Australian Shepherd dogs are a breed of herding dogs. As such, it is in their nature to snap or nip at the heels of livestock members to keep them in the group. Biting comes naturally to them. They tend to bite or nip at your heels when you’re not moving fast enough during your daily walks or you’re holding something they like such as their favorite toy. For furparents, this can easily be overlooked as an affectionate graze but for others, this can be a frightening behavior especially with kids or those unfamiliar with your pet. Furparents of this breed need to address this issue early on so that they can stop biting. With proper training starting when they’re still pups, Aussies will learn how to control this behavior and become well-mannered doggos.
Training your Australian Shepherd not to bite is not easy. It requires dedication and consistency to be able to instill discipline on your Aussie. There are different training techniques that you can follow like redirecting their biting behavior, ignoring them after they nip at you, or through the intervention method. When your Aussie puppy nips at your heels, stop moving and pull your feet away from him. Firmly and calmly say No then put your hand around his snout while saying No again. Distract him with his favorite toy so that he can latch onto the toy instead of your heels. You should keep his favorite toy inside your pocket so that you can always use it to redirect his biting behavior to his toy whenever he tries to nip at you. You’re redirecting his energy and natural tendency to nip at an acceptable object.
You’ve got to continue reinforcing this behavior through the use of rewards. If he tries to bite you again, distance yourself from him and ignore him for about 15 to 30 seconds then turn to him again and present his favorite toy. Praise him when he puts the toy in his mouth for him to know that it’s good behavior and reward him with belly rubs or yummy treats after. Remember to be careful about the timing of your reward. Give it to him once he completely stops biting or nipping to properly address this behavior.
Another technique in training your Aussie pup not to bite is through intervention. First, you’ve got to observe your pet’s behavior to determine what triggers his biting behavior and identify the signs that he’s about to start biting or nipping. Using a long lead, take your Aussie in a controlled environment and ask a friend or family member to do what triggers your dog to bite. Watch your Aussie carefully. Before they begin to chase or bite, command your dog to come to you. If he doesn’t, give him a gentle tug so that you can get his attention. Continue doing this for about 20 minutes a day for several weeks so that you can instill this behavior.

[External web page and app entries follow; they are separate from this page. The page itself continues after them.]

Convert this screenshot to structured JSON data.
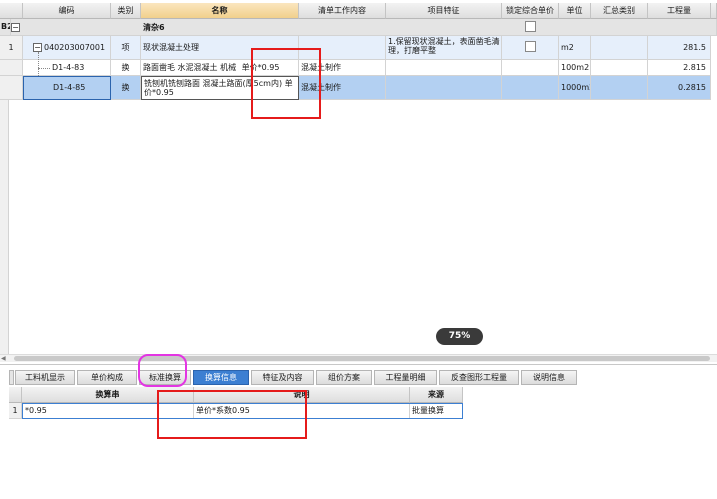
{
  "upper_table": {
    "columns": [
      "编码",
      "类别",
      "名称",
      "清单工作内容",
      "项目特征",
      "锁定综合单价",
      "单位",
      "汇总类别",
      "工程量"
    ],
    "group_row": {
      "code": "B2",
      "toggle": "−",
      "name": "清杂6"
    },
    "item_row": {
      "index": "1",
      "toggle": "−",
      "code": "040203007001",
      "type": "项",
      "name": "现状混凝土处理",
      "feature": "1.保留现状混凝土，表面凿毛清理，打磨平整",
      "unit": "m2",
      "quantity": "281.5"
    },
    "sub_rows": [
      {
        "code": "D1-4-83",
        "type": "换",
        "name": "路面凿毛 水泥混凝土 机械",
        "name_suffix": "单价*0.95",
        "content": "混凝土制作",
        "unit": "100m2",
        "quantity": "2.815"
      },
      {
        "code": "D1-4-85",
        "type": "换",
        "name": "铣刨机铣刨路面 混凝土路面(厚5cm内) 单价*0.95",
        "content": "混凝土制作",
        "unit": "1000m2",
        "quantity": "0.2815"
      }
    ]
  },
  "zoom_label": "75%",
  "bottom_tabs": [
    "工料机显示",
    "单价构成",
    "标准换算",
    "换算信息",
    "特征及内容",
    "组价方案",
    "工程量明细",
    "反查图形工程量",
    "说明信息"
  ],
  "active_tab": "换算信息",
  "lower_table": {
    "columns": [
      "换算串",
      "说明",
      "来源"
    ],
    "rows": [
      {
        "index": "1",
        "string": "*0.95",
        "description": "单价*系数0.95",
        "source": "批量换算"
      }
    ]
  },
  "colors": {
    "selected_row": "#b3d0f2",
    "item_row": "#e6effb",
    "accent": "#3c7fd2",
    "annotation_red": "#e51b1b",
    "annotation_pink": "#e335e3"
  }
}
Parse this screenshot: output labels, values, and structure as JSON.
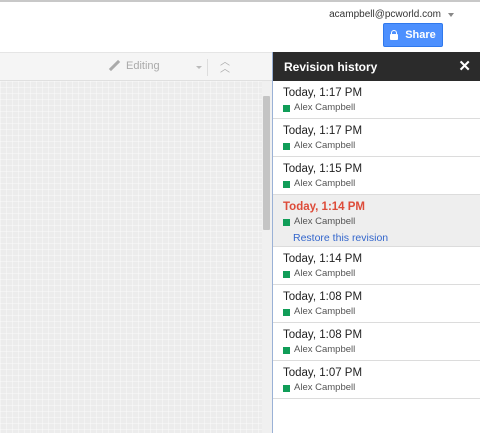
{
  "account": {
    "email": "acampbell@pcworld.com"
  },
  "share": {
    "label": "Share"
  },
  "toolbar": {
    "mode_label": "Editing"
  },
  "panel": {
    "title": "Revision history",
    "close_label": "✕",
    "restore_label": "Restore this revision",
    "revisions": [
      {
        "time": "Today, 1:17 PM",
        "author": "Alex Campbell"
      },
      {
        "time": "Today, 1:17 PM",
        "author": "Alex Campbell"
      },
      {
        "time": "Today, 1:15 PM",
        "author": "Alex Campbell"
      },
      {
        "time": "Today, 1:14 PM",
        "author": "Alex Campbell",
        "selected": true
      },
      {
        "time": "Today, 1:14 PM",
        "author": "Alex Campbell"
      },
      {
        "time": "Today, 1:08 PM",
        "author": "Alex Campbell"
      },
      {
        "time": "Today, 1:08 PM",
        "author": "Alex Campbell"
      },
      {
        "time": "Today, 1:07 PM",
        "author": "Alex Campbell"
      }
    ]
  },
  "colors": {
    "author_swatch": "#109d58",
    "selected_time": "#dd4b39",
    "share_button": "#4d90fe",
    "link": "#3366cc"
  },
  "icons": {
    "share": "lock-icon",
    "toolbar_mode": "pencil-icon",
    "collapse": "double-chevron-up-icon",
    "close": "close-icon"
  }
}
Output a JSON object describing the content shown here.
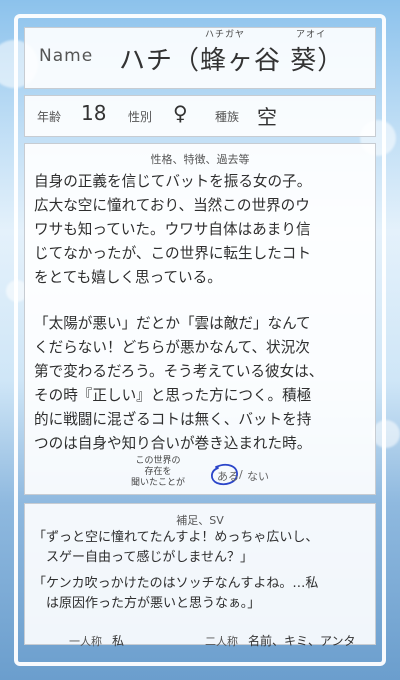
{
  "header": {
    "name_label": "Name",
    "name": "ハチ（蜂ヶ谷 葵）",
    "ruby_surname": "ハチガヤ",
    "ruby_given": "アオイ"
  },
  "stats": {
    "age_label": "年齢",
    "age_value": "18",
    "gender_label": "性別",
    "gender_value": "♀",
    "race_label": "種族",
    "race_value": "空"
  },
  "description": {
    "title": "性格、特徴、過去等",
    "paragraph1": [
      "自身の正義を信じてバットを振る女の子。",
      "広大な空に憧れており、当然この世界のウ",
      "ワサも知っていた。ウワサ自体はあまり信",
      "じてなかったが、この世界に転生したコト",
      "をとても嬉しく思っている。"
    ],
    "paragraph2": [
      "「太陽が悪い」だとか「雲は敵だ」なんて",
      "くだらない！どちらが悪かなんて、状況次",
      "第で変わるだろう。そう考えている彼女は、",
      "その時『正しい』と思った方につく。積極",
      "的に戦闘に混ざるコトは無く、バットを持",
      "つのは自身や知り合いが巻き込まれた時。"
    ],
    "question": [
      "この世界の",
      "存在を",
      "聞いたことが"
    ],
    "answer_yes": "ある",
    "answer_sep": "/",
    "answer_no": "ない"
  },
  "supplement": {
    "title": "補足、SV",
    "quote1": [
      "「ずっと空に憧れてたんすよ！めっちゃ広いし、",
      "　スゲー自由って感じがしません？」"
    ],
    "quote2": [
      "「ケンカ吹っかけたのはソッチなんすよね。…私",
      "　は原因作った方が悪いと思うなぁ。」"
    ],
    "first_person_label": "一人称",
    "first_person_value": "私",
    "second_person_label": "二人称",
    "second_person_value": "名前、キミ、アンタ"
  }
}
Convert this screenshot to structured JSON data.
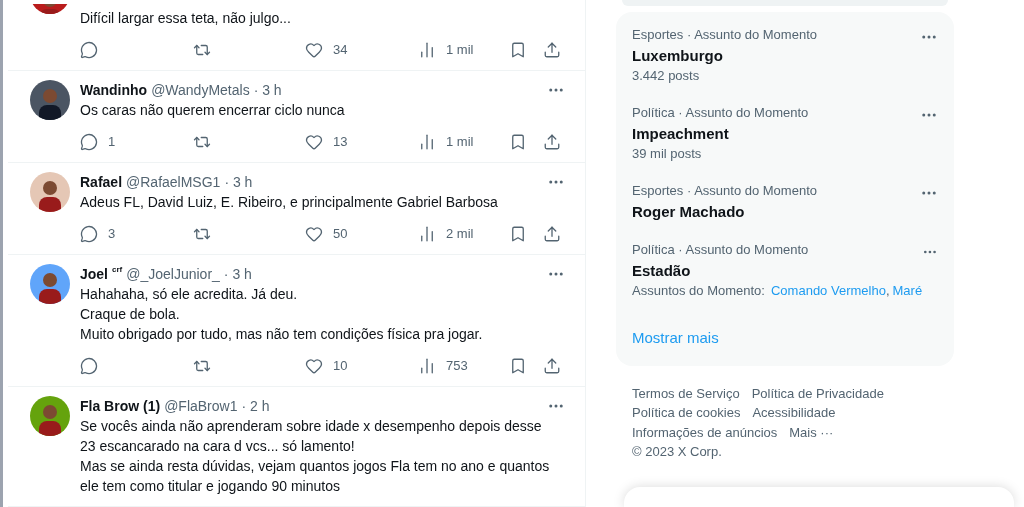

Furparents may not be able to stop the nipping or biting behavior altogether since it is part of an Aussie’s instinct. But with proper training, your beloved pets will know how to control this behavior and turn to you for guidance so that they can either stop biting or be gentle in their nipping instead.